- Subject: Re: internationalization
- From: Massimo Campostrini <email@example.com>
- Date: 28 Apr 1998 15:58:58 +0200
- Cc: firstname.lastname@example.org
- References: <199804280232.TAA03681@leda.cygnus.com.>
Stan Shebs <email@example.com> writes:
> Character sets I'm not too experienced with - what does the code have
> to do differently? Presumably any a-z tests are bogus, what else?
I don't know the Mac's approach to non-ASCII characters. In X, you
can pick a font containing all the characters your language needs
(including characters with diacritics, ligatures etc.). The
ISO-8859-1 standard (256 characters, the first 128 coinciding with
ASCII) contains everything needed for the most popular western
European languages; Jan Javorsek would use a ISO-8859-2 font, which
supports several Slavic languages written in the Latin alphabet. For
example, if I select a ISO-8859-1 font and I print character 203 I get
an uppercase `E' with umlaut (Ë).
A minimalist approach in an X-only Xconq would be to select a charset
(per language?), then code all the strings (in relevant .c and .g
files) in the given charset. This would mean that we can't mix
languages at will. And I guess it's not portable.
To really tackle the problem, we must
0) choose a character set large enough to display all the desired languages;
1) choose an internal representation for the character set;
2) implement character display on every front-end.
An ultimate solution would be adopting Unicode (ISO-10646). The
internal representation could be UTF-8, which is compatible with
ASCII. Unicode support is getting widespread; we can hope that
Unicode software and fonts will be available on most systems Real Soon
Any Unicode expert out there? Are there good free X unicode fonts? Mac?
> You should try a first pass with the current code, see what the results

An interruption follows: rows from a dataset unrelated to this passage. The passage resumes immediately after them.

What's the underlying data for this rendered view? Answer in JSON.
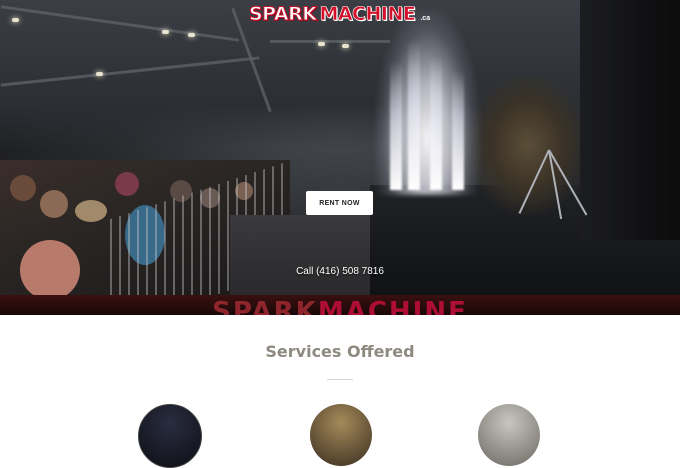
{
  "header": {
    "logo_part1": "Spark",
    "logo_part2": "Machine",
    "logo_suffix": ".ca"
  },
  "hero": {
    "rent_button": "RENT NOW",
    "phone": "Call (416) 508 7816"
  },
  "banner": {
    "text_part1": "Spark",
    "text_part2": "Machine"
  },
  "services": {
    "title": "Services Offered"
  },
  "colors": {
    "brand_red": "#d5102a",
    "title_gray": "#8e8a80"
  }
}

> look like. I don't have a good sense for the current flexibility; while
> I know some German and a bit of French, I also know that only native

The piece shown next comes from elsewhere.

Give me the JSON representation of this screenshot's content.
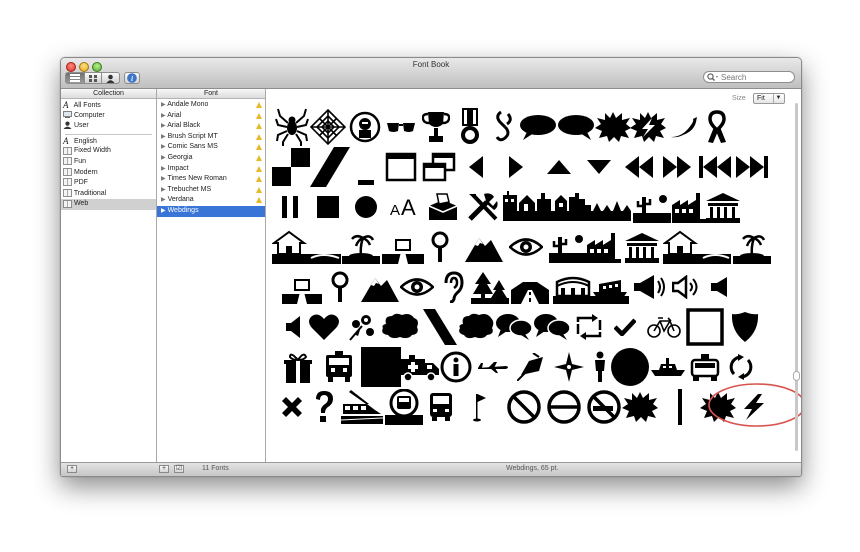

> speakers should attempt to generate the actual phrases!
I got bogged down immediately by the lack of grammar support. I would
produce Italian unfit for a second grade homework. English is the
only language I know of that is so blissfully simple that grammar
support is not required. :-)
Jan Javorsek informed me (did he cc to the list?) that Slovenian has
declensions and the dual case, like classical Greek; once Slovenian is
supported, I think that all Indo-European languages can be generated.
> Incidentally, Ulrich Drepper (Herr GNU gettext) is here at Cygnus now,
> and has been helping with the gettextization of GNU tools. That is a
> somewhat different approach that we could take, in which wired-in English
> strings get translated at runtime.
Can you point me to an example? I don't see how this can be possible
for non-trivial text.
> In theory, this could be extended
> to a per-player per-GDL regime - it occurs to me that it could clutter
> up GDL files to have every reference to "battleship" have to have French,
> Italian, Dutch, etc translations glued in...
Or we could have dictionaries, such that no duplication of
translations is needed:
(italian "corazzata" (plural "corazzate") (gender female)))
(this assumes that English is the "master language" :-)).
On second thought, this is not flexible enough: different games could
need different translations of the same word etc; so it must be
complemented by a way of choosing between alternate translations.